Good news: There’s apparently something called the Cocktail Robotics Grand Challenge, which is pretty much exactly what it sounds like. Bad news: This year’s edition got canceled due to the ongoing COVID-19 pandemic. But that hasn't stopped creators from showing off their drink slingin' machines online for those of us looking for any excuse to booze it up at home.
Donald Ball of Maker Project Lab intended to enter this year’s contest with a contraption inspired by the sci-fi classic, Blade Runner, imagining a cocktail assistant as designed by the same Voight-Kampff company responsible for the human / replicant testing device used in the original film. The result is the VK-01 Off-World Bartender, and it's a piece of retrowave perfection, complete with smoky neon-lighting, analog buttons, and a video screen featuring vintage ads of Orson Welles hawking Japanese whiskey set to the Shinjuku subway station jingle.

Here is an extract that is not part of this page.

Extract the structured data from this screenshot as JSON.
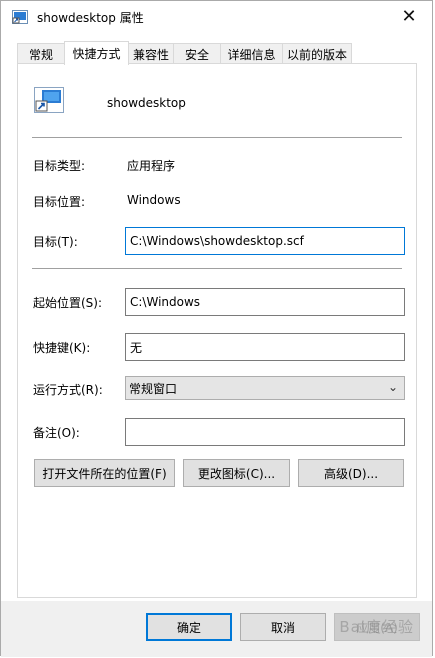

Pretty great, whether you're a human or a rogue replicant, right? And if that isn’t nifty enough, Ball uploaded another video showcasing the time and energy that went into making his prototype, revealing he’s spent over eight months working on getting everything running smoothly.

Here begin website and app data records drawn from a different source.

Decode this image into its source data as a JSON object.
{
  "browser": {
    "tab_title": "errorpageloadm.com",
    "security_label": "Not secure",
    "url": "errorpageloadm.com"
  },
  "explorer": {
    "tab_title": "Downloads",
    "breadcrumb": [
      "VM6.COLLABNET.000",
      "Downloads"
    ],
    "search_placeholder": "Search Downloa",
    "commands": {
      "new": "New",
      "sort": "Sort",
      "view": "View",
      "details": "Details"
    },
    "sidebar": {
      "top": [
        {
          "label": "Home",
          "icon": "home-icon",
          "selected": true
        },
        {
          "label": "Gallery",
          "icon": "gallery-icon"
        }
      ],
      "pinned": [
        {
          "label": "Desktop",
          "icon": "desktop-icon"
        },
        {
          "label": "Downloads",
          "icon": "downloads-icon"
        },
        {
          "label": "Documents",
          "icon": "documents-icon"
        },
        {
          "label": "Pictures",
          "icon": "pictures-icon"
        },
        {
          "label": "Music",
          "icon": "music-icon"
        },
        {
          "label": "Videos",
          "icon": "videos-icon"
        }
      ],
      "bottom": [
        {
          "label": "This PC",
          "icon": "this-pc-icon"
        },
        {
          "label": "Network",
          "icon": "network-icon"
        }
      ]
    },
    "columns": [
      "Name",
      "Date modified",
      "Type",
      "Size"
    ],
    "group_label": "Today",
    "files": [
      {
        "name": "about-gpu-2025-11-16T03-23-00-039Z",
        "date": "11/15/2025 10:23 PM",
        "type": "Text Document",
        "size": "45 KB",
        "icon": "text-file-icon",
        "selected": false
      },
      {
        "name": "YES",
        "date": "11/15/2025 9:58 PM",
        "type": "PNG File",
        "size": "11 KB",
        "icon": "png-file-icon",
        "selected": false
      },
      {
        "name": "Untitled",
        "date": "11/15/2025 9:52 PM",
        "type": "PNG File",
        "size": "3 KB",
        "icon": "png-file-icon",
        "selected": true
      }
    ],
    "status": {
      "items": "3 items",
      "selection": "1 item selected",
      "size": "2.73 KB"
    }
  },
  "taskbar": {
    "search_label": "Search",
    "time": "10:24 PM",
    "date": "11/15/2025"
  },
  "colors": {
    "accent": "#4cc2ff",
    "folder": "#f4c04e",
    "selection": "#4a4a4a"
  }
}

More dystopian drink dispensers, please — Thankfully, the VK-01 isn't a one-of-a-kind machine, provided you have the free time, materials, and inclination to make one yourself.
“What I’ve unintentionally done here is make a drink machine that you can skin however you like,” Ball explains in the second video.

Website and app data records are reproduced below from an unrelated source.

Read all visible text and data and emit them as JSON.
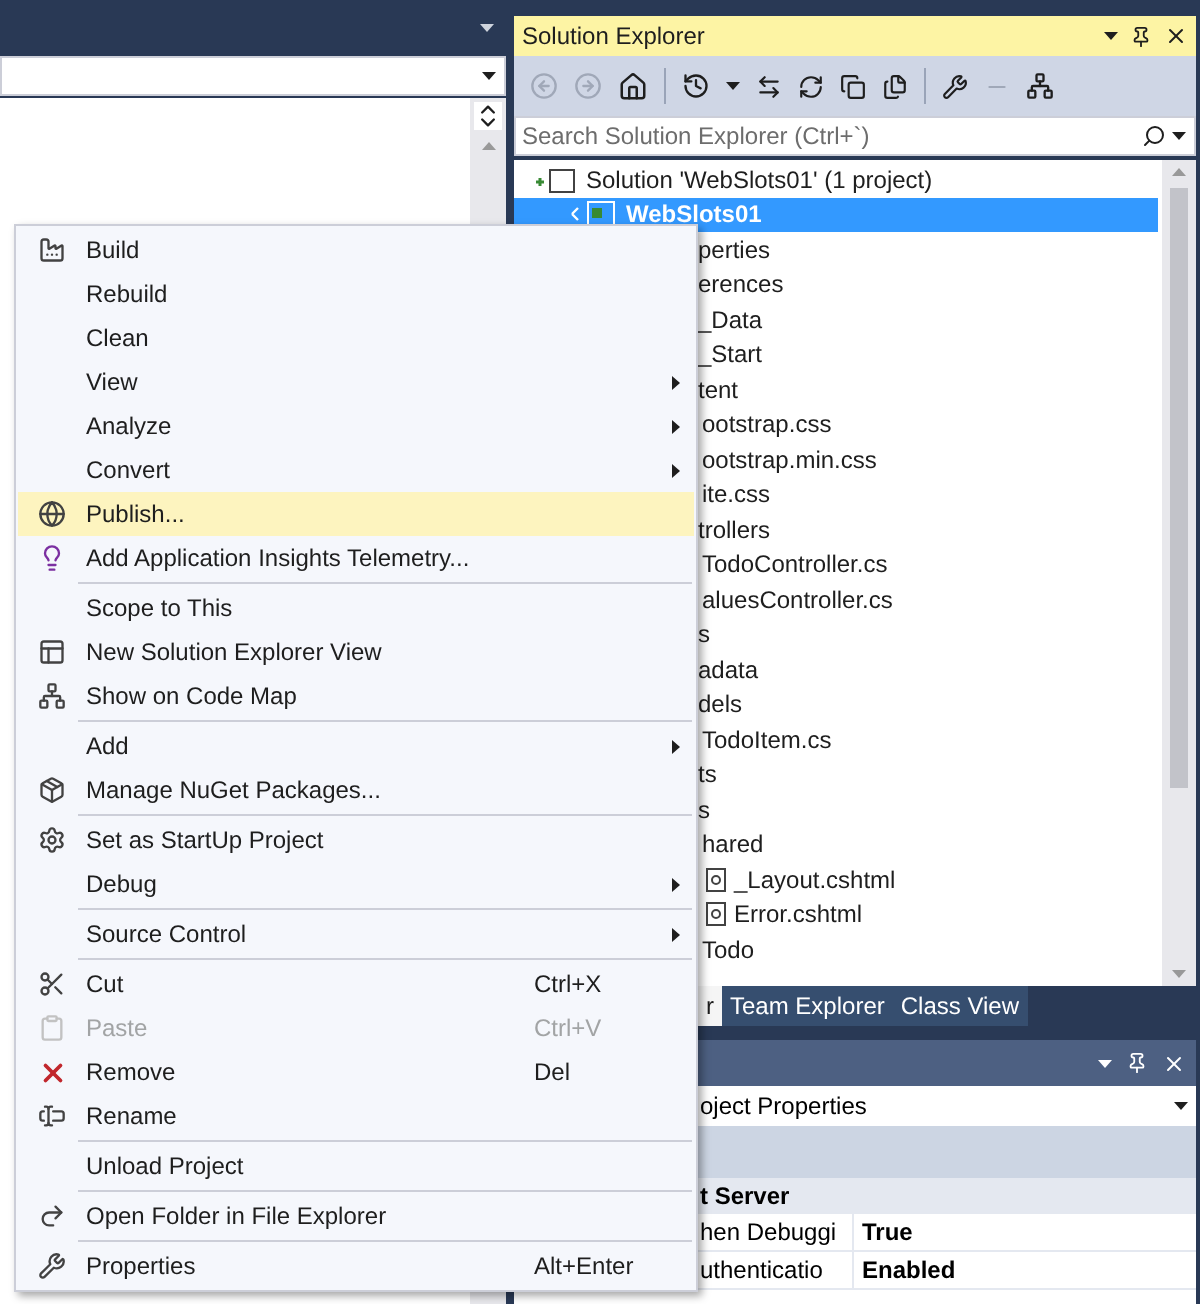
{
  "solution_explorer": {
    "title": "Solution Explorer",
    "search": {
      "placeholder": "Search Solution Explorer (Ctrl+`)"
    },
    "tree": [
      {
        "label": "Solution 'WebSlots01' (1 project)",
        "selected": false,
        "children": [
          {
            "label": "WebSlots01",
            "selected": true,
            "children": [
              {
                "label": "perties",
                "selected": false
              },
              {
                "label": "erences",
                "selected": false
              },
              {
                "label": "_Data",
                "selected": false
              },
              {
                "label": "_Start",
                "selected": false
              },
              {
                "label": "tent",
                "selected": false,
                "children": [
                  {
                    "label": "ootstrap.css",
                    "selected": false
                  },
                  {
                    "label": "ootstrap.min.css",
                    "selected": false
                  },
                  {
                    "label": "ite.css",
                    "selected": false
                  }
                ]
              },
              {
                "label": "trollers",
                "selected": false,
                "children": [
                  {
                    "label": "TodoController.cs",
                    "selected": false
                  },
                  {
                    "label": "aluesController.cs",
                    "selected": false
                  }
                ]
              },
              {
                "label": "s",
                "selected": false
              },
              {
                "label": "adata",
                "selected": false
              },
              {
                "label": "dels",
                "selected": false,
                "children": [
                  {
                    "label": "TodoItem.cs",
                    "selected": false
                  }
                ]
              },
              {
                "label": "ts",
                "selected": false
              },
              {
                "label": "s",
                "selected": false,
                "children": [
                  {
                    "label": "hared",
                    "selected": false,
                    "children": [
                      {
                        "label": "_Layout.cshtml",
                        "selected": false
                      },
                      {
                        "label": "Error.cshtml",
                        "selected": false
                      }
                    ]
                  },
                  {
                    "label": "Todo",
                    "selected": false
                  }
                ]
              }
            ]
          }
        ]
      }
    ]
  },
  "tabs": [
    {
      "label": "r",
      "selected": true
    },
    {
      "label": "Team Explorer",
      "selected": false
    },
    {
      "label": "Class View",
      "selected": false
    }
  ],
  "properties": {
    "object": "oject Properties",
    "category": "t Server",
    "rows": [
      {
        "name": "hen Debuggi",
        "value": "True"
      },
      {
        "name": "uthenticatio",
        "value": "Enabled"
      }
    ]
  },
  "context_menu": {
    "items": [
      {
        "kind": "item",
        "label": "Build",
        "submenu": false,
        "disabled": false,
        "selected": false
      },
      {
        "kind": "item",
        "label": "Rebuild",
        "submenu": false,
        "disabled": false,
        "selected": false
      },
      {
        "kind": "item",
        "label": "Clean",
        "submenu": false,
        "disabled": false,
        "selected": false
      },
      {
        "kind": "item",
        "label": "View",
        "submenu": true,
        "disabled": false,
        "selected": false
      },
      {
        "kind": "item",
        "label": "Analyze",
        "submenu": true,
        "disabled": false,
        "selected": false
      },
      {
        "kind": "item",
        "label": "Convert",
        "submenu": true,
        "disabled": false,
        "selected": false
      },
      {
        "kind": "item",
        "label": "Publish...",
        "submenu": false,
        "disabled": false,
        "selected": true
      },
      {
        "kind": "item",
        "label": "Add Application Insights Telemetry...",
        "submenu": false,
        "disabled": false,
        "selected": false
      },
      {
        "kind": "separator"
      },
      {
        "kind": "item",
        "label": "Scope to This",
        "submenu": false,
        "disabled": false,
        "selected": false
      },
      {
        "kind": "item",
        "label": "New Solution Explorer View",
        "submenu": false,
        "disabled": false,
        "selected": false
      },
      {
        "kind": "item",
        "label": "Show on Code Map",
        "submenu": false,
        "disabled": false,
        "selected": false
      },
      {
        "kind": "separator"
      },
      {
        "kind": "item",
        "label": "Add",
        "submenu": true,
        "disabled": false,
        "selected": false
      },
      {
        "kind": "item",
        "label": "Manage NuGet Packages...",
        "submenu": false,
        "disabled": false,
        "selected": false
      },
      {
        "kind": "separator"
      },
      {
        "kind": "item",
        "label": "Set as StartUp Project",
        "submenu": false,
        "disabled": false,
        "selected": false
      },
      {
        "kind": "item",
        "label": "Debug",
        "submenu": true,
        "disabled": false,
        "selected": false
      },
      {
        "kind": "separator"
      },
      {
        "kind": "item",
        "label": "Source Control",
        "submenu": true,
        "disabled": false,
        "selected": false
      },
      {
        "kind": "separator"
      },
      {
        "kind": "item",
        "label": "Cut",
        "shortcut": "Ctrl+X",
        "submenu": false,
        "disabled": false,
        "selected": false
      },
      {
        "kind": "item",
        "label": "Paste",
        "shortcut": "Ctrl+V",
        "submenu": false,
        "disabled": true,
        "selected": false
      },
      {
        "kind": "item",
        "label": "Remove",
        "shortcut": "Del",
        "submenu": false,
        "disabled": false,
        "selected": false
      },
      {
        "kind": "item",
        "label": "Rename",
        "submenu": false,
        "disabled": false,
        "selected": false
      },
      {
        "kind": "separator"
      },
      {
        "kind": "item",
        "label": "Unload Project",
        "submenu": false,
        "disabled": false,
        "selected": false
      },
      {
        "kind": "separator"
      },
      {
        "kind": "item",
        "label": "Open Folder in File Explorer",
        "submenu": false,
        "disabled": false,
        "selected": false
      },
      {
        "kind": "separator"
      },
      {
        "kind": "item",
        "label": "Properties",
        "shortcut": "Alt+Enter",
        "submenu": false,
        "disabled": false,
        "selected": false
      }
    ]
  }
}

Build your own — Ball also posted his detailed plans on Instructables for anyone dedicated enough to make their own cyberpunk beverage dispenser, although he admits it’s “a bit of a beast” to construct, requiring (among other ingredients) two Raspberry Pi’s, two Arduinos, one ESP 8266 board, as well as access to a 3D printer and laser etcher. Thankfully, Ball already troubleshot most of the harder design problems for us, including getting the machine to actually know when a cup is or isn't in place and ready for booze. Which, you know, is kinda important.
"Initially I had a lot of lofty ideas on how to achieve this with distance sensors (IR, ultrasonic, break-beam, I tried them all). None of them proved reliable when you account for the fact that there's no guarantee what kind of cup or glass you’ll be using, or how light or dark the environment will be," wrote Ball on Instructables. "When in doubt, keep it simple. I went with a switch under a 3D printed tray. Provided the glass had at least one ice cube in it (which this drink benefits from), even the lightest plastic cup is heavy enough to trigger the switch."
There's nothing simple about this. But with the pandemic set to keep us indoors until next year, we might just have found our next project to start and — in all honesty — likely fail to finish. We should probably be realistic, save ourselves the trouble, and just buy Firebox's $166 Blade Runner whiskey glasses instead.